§ **Required work**
Take the listing and print it in full, exactly as given.

§ **Information given**
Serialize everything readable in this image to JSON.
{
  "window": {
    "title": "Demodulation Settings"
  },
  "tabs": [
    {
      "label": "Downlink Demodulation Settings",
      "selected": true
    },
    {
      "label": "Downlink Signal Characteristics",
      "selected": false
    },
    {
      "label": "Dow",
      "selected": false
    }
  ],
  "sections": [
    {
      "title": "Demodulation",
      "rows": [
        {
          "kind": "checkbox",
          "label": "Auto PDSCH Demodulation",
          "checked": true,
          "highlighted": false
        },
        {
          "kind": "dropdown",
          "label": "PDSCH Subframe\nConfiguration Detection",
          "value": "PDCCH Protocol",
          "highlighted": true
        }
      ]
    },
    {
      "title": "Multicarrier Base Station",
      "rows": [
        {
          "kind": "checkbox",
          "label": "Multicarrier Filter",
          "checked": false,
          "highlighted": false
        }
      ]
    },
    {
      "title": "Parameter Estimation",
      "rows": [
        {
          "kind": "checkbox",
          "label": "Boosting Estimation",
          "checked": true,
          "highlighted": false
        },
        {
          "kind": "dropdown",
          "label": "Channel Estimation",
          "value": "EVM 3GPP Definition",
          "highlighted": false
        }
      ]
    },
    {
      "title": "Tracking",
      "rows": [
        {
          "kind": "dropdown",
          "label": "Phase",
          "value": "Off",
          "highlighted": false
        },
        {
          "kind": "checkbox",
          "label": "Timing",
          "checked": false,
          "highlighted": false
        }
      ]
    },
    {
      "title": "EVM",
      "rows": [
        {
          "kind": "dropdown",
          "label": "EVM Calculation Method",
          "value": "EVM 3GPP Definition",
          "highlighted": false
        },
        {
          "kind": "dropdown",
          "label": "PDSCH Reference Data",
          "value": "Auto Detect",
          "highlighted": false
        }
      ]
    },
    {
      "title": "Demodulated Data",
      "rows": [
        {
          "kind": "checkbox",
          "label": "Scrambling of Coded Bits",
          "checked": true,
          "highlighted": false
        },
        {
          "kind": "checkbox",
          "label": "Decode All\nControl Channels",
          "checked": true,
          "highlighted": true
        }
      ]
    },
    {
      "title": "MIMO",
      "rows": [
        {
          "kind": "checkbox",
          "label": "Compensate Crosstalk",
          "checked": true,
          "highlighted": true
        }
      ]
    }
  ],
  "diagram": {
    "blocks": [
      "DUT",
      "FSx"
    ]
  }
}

§ **Written response**
Serialize everything readable in this image to JSON.
{
  "window": {
    "title": "Demodulation Settings"
  },
  "tabs": [
    {
      "label": "Downlink Demodulation Settings",
      "selected": true
    },
    {
      "label": "Downlink Signal Characteristics",
      "selected": false
    },
    {
      "label": "Dow",
      "selected": false
    }
  ],
  "sections": [
    {
      "title": "Demodulation",
      "rows": [
        {
          "kind": "checkbox",
          "label": "Auto PDSCH Demodulation",
          "checked": true,
          "highlighted": false
        },
        {
          "kind": "dropdown",
          "label": "PDSCH Subframe\nConfiguration Detection",
          "value": "PDCCH Protocol",
          "highlighted": true
        }
      ]
    },
    {
      "title": "Multicarrier Base Station",
      "rows": [
        {
          "kind": "checkbox",
          "label": "Multicarrier Filter",
          "checked": false,
          "highlighted": false
        }
      ]
    },
    {
      "title": "Parameter Estimation",
      "rows": [
        {
          "kind": "checkbox",
          "label": "Boosting Estimation",
          "checked": true,
          "highlighted": false
        },
        {
          "kind": "dropdown",
          "label": "Channel Estimation",
          "value": "EVM 3GPP Definition",
          "highlighted": false
        }
      ]
    },
    {
      "title": "Tracking",
      "rows": [
        {
          "kind": "dropdown",
          "label": "Phase",
          "value": "Off",
          "highlighted": false
        },
        {
          "kind": "checkbox",
          "label": "Timing",
          "checked": false,
          "highlighted": false
        }
      ]
    },
    {
      "title": "EVM",
      "rows": [
        {
          "kind": "dropdown",
          "label": "EVM Calculation Method",
          "value": "EVM 3GPP Definition",
          "highlighted": false
        },
        {
          "kind": "dropdown",
          "label": "PDSCH Reference Data",
          "value": "Auto Detect",
          "highlighted": false
        }
      ]
    },
    {
      "title": "Demodulated Data",
      "rows": [
        {
          "kind": "checkbox",
          "label": "Scrambling of Coded Bits",
          "checked": true,
          "highlighted": false
        },
        {
          "kind": "checkbox",
          "label": "Decode All\nControl Channels",
          "checked": true,
          "highlighted": true
        }
      ]
    },
    {
      "title": "MIMO",
      "rows": [
        {
          "kind": "checkbox",
          "label": "Compensate Crosstalk",
          "checked": true,
          "highlighted": true
        }
      ]
    }
  ],
  "diagram": {
    "blocks": [
      "DUT",
      "FSx"
    ]
  }
}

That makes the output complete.